In 2004 as an undergraduate at University of Wyoming, Jacob Dolence started a web-based business to help students buy and sell textbooks.
“What stuck with me was how much I learned in putting something out there into the world,” says Dolence. “That immersive transformational learning experience eventually inspired me to teach entrepreneurship to college students.”
Dolence entered Longwood University in 2019 as a faculty member in the Honors College. He brought with him extensive experience working with student innovation and entrepreneurship at Northern Arizona University and West Virginia University. When he heard about the Longwood SBDC, he walked over to the office and knocked on the door.
“I met Sheri and Brandon, and we went out to lunch and talked,” remembers Dolence. “They said, ‘Hey, we’re having this big meeting for a new grant. You should come and join us to hear more about it.’ That was how I first got involved.”
As Dolence began working on the grant – a GO Virginia Region 3-funded feasibility study to explore a regional entrepreneurship strategy – his knowledge of how to help innovation thrive in rural regions proved invaluable.
Today, as Longwood University’s director of educational innovation and entrepreneurial ecosystems, Dolence works to support regional entrepreneurship initiatives and education. He specializes in assisting clients in the agriculture and education sectors. His love for teaching makes him the perfect fit to oversee youth programs such as CO.STARTERS Generator, supported by RISE Collaborative. CO.STARTERS helps middle school, high school and college-aged students transform their ideas into realities through prototyping and design workshops. At the conclusion of the program, students can pitch their ideas for prize money to launch their business or product.

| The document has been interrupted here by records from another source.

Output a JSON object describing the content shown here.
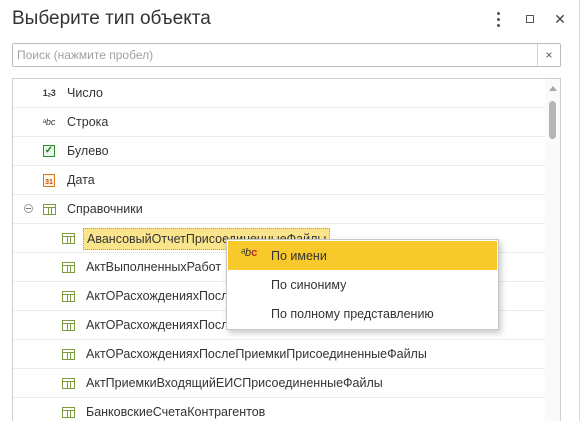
{
  "window": {
    "title": "Выберите тип объекта"
  },
  "search": {
    "placeholder": "Поиск (нажмите пробел)",
    "value": "",
    "clear_glyph": "×"
  },
  "tree": {
    "primitives": [
      {
        "icon": "number-type-icon",
        "icon_text": "1₂3",
        "label": "Число"
      },
      {
        "icon": "string-type-icon",
        "icon_text": "ᵃbc",
        "label": "Строка"
      },
      {
        "icon": "boolean-type-icon",
        "icon_text": "✓",
        "label": "Булево"
      },
      {
        "icon": "date-type-icon",
        "icon_text": "31",
        "label": "Дата"
      }
    ],
    "group": {
      "label": "Справочники",
      "expanded": true,
      "items": [
        {
          "label": "АвансовыйОтчетПрисоединенныеФайлы",
          "selected": true
        },
        {
          "label": "АктВыполненныхРабот"
        },
        {
          "label": "АктОРасхожденияхПосле"
        },
        {
          "label": "АктОРасхожденияхПосле"
        },
        {
          "label": "АктОРасхожденияхПослеПриемкиПрисоединенныеФайлы"
        },
        {
          "label": "АктПриемкиВходящийЕИСПрисоединенныеФайлы"
        },
        {
          "label": "БанковскиеСчетаКонтрагентов"
        }
      ]
    }
  },
  "context_menu": {
    "items": [
      {
        "label": "По имени",
        "active": true,
        "icon": "sort-by-name-icon"
      },
      {
        "label": "По синониму",
        "active": false
      },
      {
        "label": "По полному представлению",
        "active": false
      }
    ]
  },
  "colors": {
    "menu_highlight": "#f7c92b",
    "selection_fill": "#fbe58c",
    "table_icon": "#7c9a3e"
  }
}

Since officially joining the SBDC team in the summer of 2020, Dolence has watched the program evolve into an organization that offers what he terms “amplified opportunity” through a functional pipeline.
“Through regional ecosystem building work, capacity has been amplified, connecting entrepreneurs to resources they need more effectively and more quickly.”

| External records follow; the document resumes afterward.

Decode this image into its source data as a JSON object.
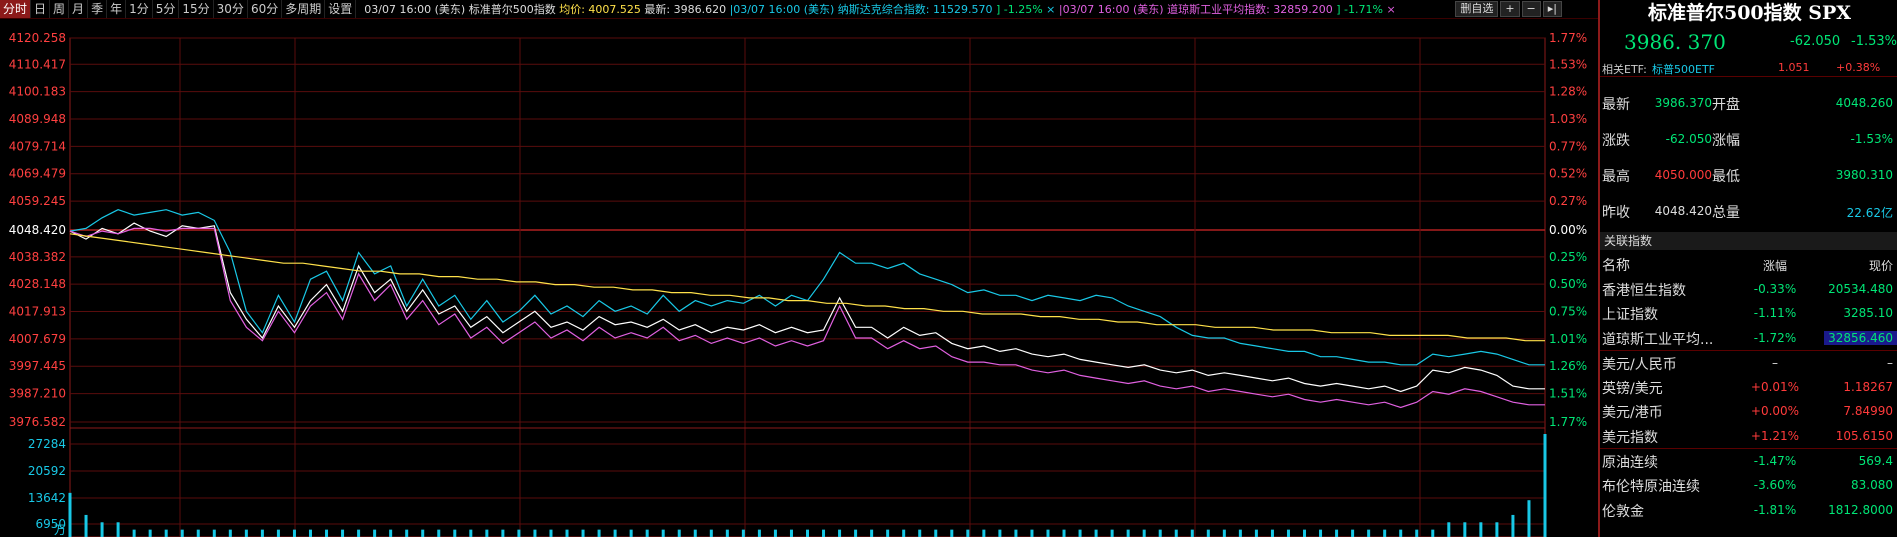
{
  "toolbar": {
    "tabs": [
      "分时",
      "日",
      "周",
      "月",
      "季",
      "年",
      "1分",
      "5分",
      "15分",
      "30分",
      "60分",
      "多周期",
      "设置"
    ],
    "active_tab": "分时",
    "info": [
      {
        "text": "03/07 16:00 (美东) 标准普尔500指数 ",
        "color": "#dddddd"
      },
      {
        "text": "均价: 4007.525 ",
        "color": "#ffe14a"
      },
      {
        "text": "最新: 3986.620 ",
        "color": "#dddddd"
      },
      {
        "text": "|03/07 16:00 (美东) ",
        "color": "#19c8e6"
      },
      {
        "text": "纳斯达克综合指数: 11529.570 ",
        "color": "#19c8e6"
      },
      {
        "text": "] -1.25% ",
        "color": "#00e676"
      },
      {
        "text": "× ",
        "color": "#19c8e6"
      },
      {
        "text": "|03/07 16:00 (美东) ",
        "color": "#e060e0"
      },
      {
        "text": "道琼斯工业平均指数: 32859.200 ",
        "color": "#e060e0"
      },
      {
        "text": "] -1.71% ",
        "color": "#00e676"
      },
      {
        "text": "×",
        "color": "#e060e0"
      }
    ],
    "right_buttons": [
      "删自选",
      "+",
      "−",
      "▸|"
    ]
  },
  "panel": {
    "title": "标准普尔500指数 SPX",
    "price": "3986. 370",
    "change": "-62.050",
    "change_pct": "-1.53%",
    "etf_label": "相关ETF:",
    "etf_name": "标普500ETF",
    "etf_price": "1.051",
    "etf_pct": "+0.38%",
    "stats": [
      {
        "l1": "最新",
        "v1": "3986.370",
        "c1": "green",
        "l2": "开盘",
        "v2": "4048.260",
        "c2": "green"
      },
      {
        "l1": "涨跌",
        "v1": "-62.050",
        "c1": "green",
        "l2": "涨幅",
        "v2": "-1.53%",
        "c2": "green"
      },
      {
        "l1": "最高",
        "v1": "4050.000",
        "c1": "red",
        "l2": "最低",
        "v2": "3980.310",
        "c2": "green"
      },
      {
        "l1": "昨收",
        "v1": "4048.420",
        "c1": "white",
        "l2": "总量",
        "v2": "22.62亿",
        "c2": "cyan"
      }
    ],
    "related_header": "关联指数",
    "cols": {
      "name": "名称",
      "pct": "涨幅",
      "price": "现价"
    },
    "related": [
      {
        "name": "香港恒生指数",
        "pct": "-0.33%",
        "pc": "green",
        "price": "20534.480",
        "prc": "green"
      },
      {
        "name": "上证指数",
        "pct": "-1.11%",
        "pc": "green",
        "price": "3285.10",
        "prc": "green"
      },
      {
        "name": "道琼斯工业平均...",
        "pct": "-1.72%",
        "pc": "green",
        "price": "32856.460",
        "prc": "green",
        "hl": true
      },
      {
        "name": "美元/人民币",
        "pct": "–",
        "pc": "white",
        "price": "–",
        "prc": "white"
      },
      {
        "name": "英镑/美元",
        "pct": "+0.01%",
        "pc": "red",
        "price": "1.18267",
        "prc": "red"
      },
      {
        "name": "美元/港币",
        "pct": "+0.00%",
        "pc": "red",
        "price": "7.84990",
        "prc": "red"
      },
      {
        "name": "美元指数",
        "pct": "+1.21%",
        "pc": "red",
        "price": "105.6150",
        "prc": "red"
      },
      {
        "name": "原油连续",
        "pct": "-1.47%",
        "pc": "green",
        "price": "569.4",
        "prc": "green"
      },
      {
        "name": "布伦特原油连续",
        "pct": "-3.60%",
        "pc": "green",
        "price": "83.080",
        "prc": "green"
      },
      {
        "name": "伦敦金",
        "pct": "-1.81%",
        "pc": "green",
        "price": "1812.8000",
        "prc": "green"
      }
    ]
  },
  "chart_data": {
    "type": "line",
    "prev_close": 4048.42,
    "price_ticks": [
      "4120.258",
      "4110.417",
      "4100.183",
      "4089.948",
      "4079.714",
      "4069.479",
      "4059.245",
      "4048.420",
      "4038.382",
      "4028.148",
      "4017.913",
      "4007.679",
      "3997.445",
      "3987.210",
      "3976.582"
    ],
    "pct_ticks": [
      "1.77%",
      "1.53%",
      "1.28%",
      "1.03%",
      "0.77%",
      "0.52%",
      "0.27%",
      "0.00%",
      "0.25%",
      "0.50%",
      "0.75%",
      "1.01%",
      "1.26%",
      "1.51%",
      "1.77%"
    ],
    "ylim": [
      3976.582,
      4120.258
    ],
    "volume_ticks": [
      "27284",
      "20592",
      "13642",
      "6950",
      "万"
    ],
    "series": [
      {
        "name": "标准普尔500指数",
        "color": "#ffffff",
        "values": [
          4048,
          4045,
          4049,
          4047,
          4051,
          4048,
          4046,
          4050,
          4049,
          4050,
          4025,
          4015,
          4008,
          4020,
          4012,
          4022,
          4028,
          4018,
          4035,
          4025,
          4030,
          4018,
          4026,
          4017,
          4020,
          4012,
          4016,
          4010,
          4014,
          4018,
          4012,
          4014,
          4011,
          4016,
          4013,
          4014,
          4012,
          4015,
          4011,
          4013,
          4010,
          4012,
          4011,
          4013,
          4010,
          4012,
          4010,
          4011,
          4023,
          4012,
          4012,
          4008,
          4012,
          4009,
          4010,
          4006,
          4004,
          4005,
          4003,
          4004,
          4002,
          4001,
          4002,
          4000,
          3999,
          3998,
          3997,
          3998,
          3996,
          3995,
          3996,
          3994,
          3995,
          3994,
          3993,
          3992,
          3993,
          3991,
          3990,
          3991,
          3990,
          3989,
          3990,
          3988,
          3990,
          3996,
          3995,
          3997,
          3996,
          3994,
          3990,
          3989,
          3989
        ]
      },
      {
        "name": "纳斯达克综合指数",
        "color": "#19c8e6",
        "values": [
          4048,
          4049,
          4053,
          4056,
          4054,
          4055,
          4056,
          4054,
          4055,
          4052,
          4040,
          4018,
          4010,
          4024,
          4014,
          4030,
          4033,
          4022,
          4040,
          4032,
          4035,
          4020,
          4030,
          4020,
          4024,
          4015,
          4022,
          4014,
          4018,
          4024,
          4017,
          4020,
          4016,
          4022,
          4018,
          4020,
          4017,
          4024,
          4018,
          4022,
          4020,
          4022,
          4021,
          4024,
          4020,
          4024,
          4022,
          4030,
          4040,
          4036,
          4036,
          4034,
          4036,
          4032,
          4030,
          4028,
          4025,
          4026,
          4024,
          4024,
          4022,
          4024,
          4023,
          4022,
          4024,
          4023,
          4020,
          4018,
          4016,
          4012,
          4009,
          4008,
          4008,
          4006,
          4005,
          4004,
          4003,
          4003,
          4001,
          4001,
          4000,
          3999,
          3999,
          3998,
          3998,
          4002,
          4001,
          4002,
          4003,
          4002,
          4000,
          3998,
          3998
        ]
      },
      {
        "name": "道琼斯工业平均指数",
        "color": "#e060e0",
        "values": [
          4048,
          4046,
          4048,
          4047,
          4049,
          4049,
          4048,
          4049,
          4049,
          4049,
          4022,
          4012,
          4007,
          4018,
          4010,
          4020,
          4025,
          4015,
          4032,
          4022,
          4028,
          4015,
          4022,
          4013,
          4017,
          4008,
          4012,
          4006,
          4010,
          4014,
          4008,
          4011,
          4007,
          4012,
          4008,
          4010,
          4008,
          4012,
          4007,
          4009,
          4006,
          4008,
          4006,
          4008,
          4005,
          4007,
          4005,
          4007,
          4020,
          4008,
          4008,
          4004,
          4007,
          4004,
          4005,
          4001,
          3999,
          3999,
          3998,
          3998,
          3996,
          3995,
          3996,
          3994,
          3993,
          3992,
          3991,
          3992,
          3990,
          3989,
          3990,
          3988,
          3989,
          3988,
          3987,
          3986,
          3987,
          3985,
          3984,
          3985,
          3984,
          3983,
          3984,
          3982,
          3984,
          3988,
          3987,
          3989,
          3988,
          3986,
          3984,
          3983,
          3983
        ]
      },
      {
        "name": "均价",
        "color": "#ffe14a",
        "values": [
          4047,
          4046,
          4045,
          4044,
          4043,
          4042,
          4041,
          4040,
          4039,
          4038,
          4037,
          4036,
          4036,
          4035,
          4034,
          4033,
          4033,
          4032,
          4032,
          4031,
          4031,
          4030,
          4030,
          4029,
          4029,
          4028,
          4028,
          4027,
          4027,
          4026,
          4026,
          4025,
          4025,
          4024,
          4024,
          4023,
          4023,
          4022,
          4022,
          4021,
          4021,
          4020,
          4020,
          4019,
          4019,
          4018,
          4018,
          4017,
          4017,
          4017,
          4016,
          4016,
          4015,
          4015,
          4014,
          4014,
          4013,
          4013,
          4013,
          4012,
          4012,
          4012,
          4011,
          4011,
          4011,
          4010,
          4010,
          4010,
          4009,
          4009,
          4009,
          4009,
          4008,
          4008,
          4008,
          4007,
          4007
        ]
      }
    ],
    "volume": [
      6,
      3,
      2,
      2,
      1,
      1,
      1,
      1,
      1,
      1,
      1,
      1,
      1,
      1,
      1,
      1,
      1,
      1,
      1,
      1,
      1,
      1,
      1,
      1,
      1,
      1,
      1,
      1,
      1,
      1,
      1,
      1,
      1,
      1,
      1,
      1,
      1,
      1,
      1,
      1,
      1,
      1,
      1,
      1,
      1,
      1,
      1,
      1,
      1,
      1,
      1,
      1,
      1,
      1,
      1,
      1,
      1,
      1,
      1,
      1,
      1,
      1,
      1,
      1,
      1,
      1,
      1,
      1,
      1,
      1,
      1,
      1,
      1,
      1,
      1,
      1,
      1,
      1,
      1,
      1,
      1,
      1,
      1,
      1,
      1,
      1,
      2,
      2,
      2,
      2,
      3,
      5,
      14
    ]
  }
}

This kind of networking – leveraging resources and figuring out how to connect entrepreneurs in ways that increase knowledge, access and opportunity – has already paid dividends.
“Recently, we connected to Charlottesville’s Community Investment Collaborative (CIC), which is a community-development funding initiative,” says Dolence. “It provides lower-interest loans to women and minority entrepreneurs. Now, several entrepreneurs in our region have gotten financing and capital through the CIC.”
Dolence loves making connections like these that put entrepreneurs one step closer to launching their dream business. In his mind, it’s like connecting pieces of a puzzle.
“If you squished our region together, we would have a population similar to Richmond or Charlottesville, but, as it is, the resources are more spread out,” he says. “So I think it’s really the role of the SBDC and RISE Collaborative to get those resources to people who need them.”
In part, this levels the playing field for anyone wanting to make it as an entrepreneur.
“Entrepreneurship is fundamental to the fabric of American society,” says Dolence. “Everyone has the right to be a small business owner.”